TASK ITEM
Return each entry word for word and skip its pictures.

Source data

****************

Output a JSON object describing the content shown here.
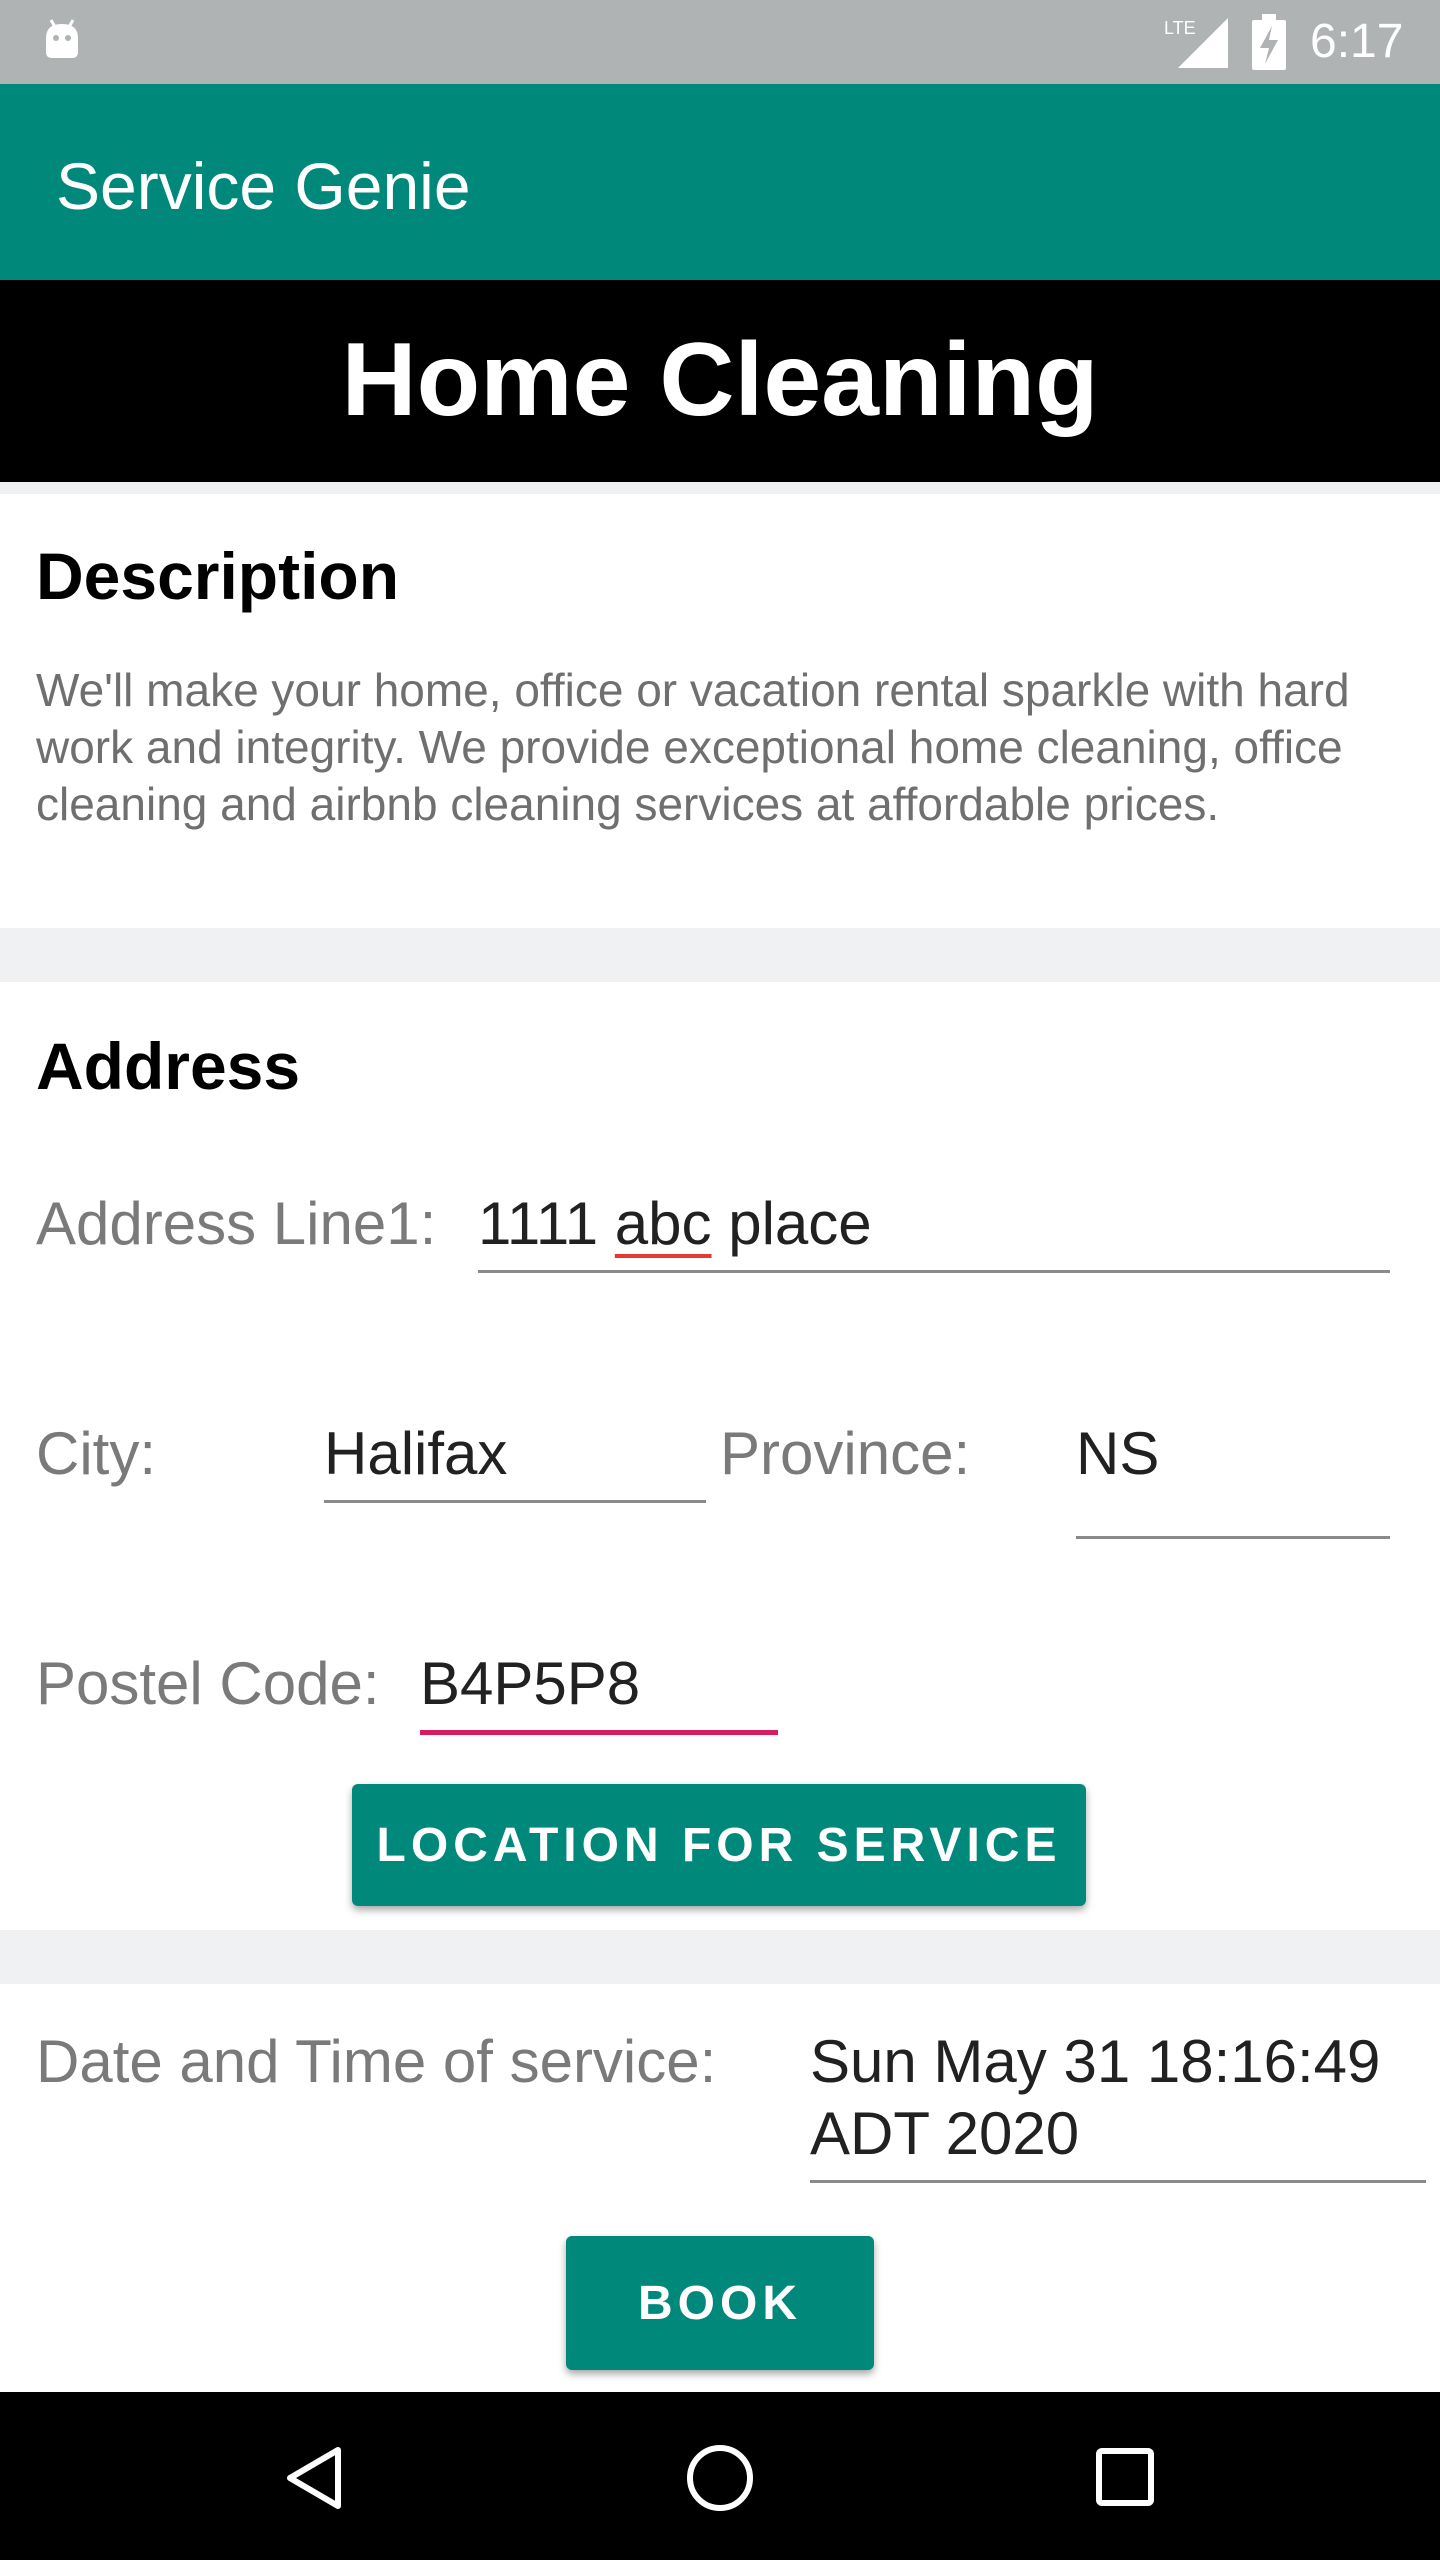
{
  "status_bar": {
    "time": "6:17",
    "network_label": "LTE",
    "icons": [
      "android-icon",
      "lte-signal-icon",
      "battery-charging-icon"
    ]
  },
  "app_bar": {
    "title": "Service Genie"
  },
  "banner": {
    "title": "Home Cleaning"
  },
  "description": {
    "heading": "Description",
    "text": "We'll make your home, office or vacation rental sparkle with hard work and integrity. We provide exceptional home cleaning, office cleaning and airbnb cleaning services at affordable prices."
  },
  "address": {
    "heading": "Address",
    "line1_label": "Address Line1:",
    "line1_value_a": "1111 ",
    "line1_value_b": "abc",
    "line1_value_c": " place",
    "city_label": "City:",
    "city_value": "Halifax",
    "province_label": "Province:",
    "province_value": "NS",
    "postal_label": "Postel Code:",
    "postal_value": "B4P5P8",
    "location_button": "LOCATION FOR SERVICE"
  },
  "schedule": {
    "label": "Date and Time of service:",
    "value_line1": "Sun May 31 18:16:49",
    "value_line2": "ADT 2020",
    "book_button": "BOOK"
  },
  "nav_bar": {
    "icons": [
      "back-icon",
      "home-icon",
      "recents-icon"
    ]
  },
  "colors": {
    "primary": "#00897b",
    "accent": "#d81b60",
    "status_bar": "#b0b3b4"
  }
}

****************

TASK ANSWER
Output a JSON object describing the content shown here.
{
  "status_bar": {
    "time": "6:17",
    "network_label": "LTE",
    "icons": [
      "android-icon",
      "lte-signal-icon",
      "battery-charging-icon"
    ]
  },
  "app_bar": {
    "title": "Service Genie"
  },
  "banner": {
    "title": "Home Cleaning"
  },
  "description": {
    "heading": "Description",
    "text": "We'll make your home, office or vacation rental sparkle with hard work and integrity. We provide exceptional home cleaning, office cleaning and airbnb cleaning services at affordable prices."
  },
  "address": {
    "heading": "Address",
    "line1_label": "Address Line1:",
    "line1_value_a": "1111 ",
    "line1_value_b": "abc",
    "line1_value_c": " place",
    "city_label": "City:",
    "city_value": "Halifax",
    "province_label": "Province:",
    "province_value": "NS",
    "postal_label": "Postel Code:",
    "postal_value": "B4P5P8",
    "location_button": "LOCATION FOR SERVICE"
  },
  "schedule": {
    "label": "Date and Time of service:",
    "value_line1": "Sun May 31 18:16:49",
    "value_line2": "ADT 2020",
    "book_button": "BOOK"
  },
  "nav_bar": {
    "icons": [
      "back-icon",
      "home-icon",
      "recents-icon"
    ]
  },
  "colors": {
    "primary": "#00897b",
    "accent": "#d81b60",
    "status_bar": "#b0b3b4"
  }
}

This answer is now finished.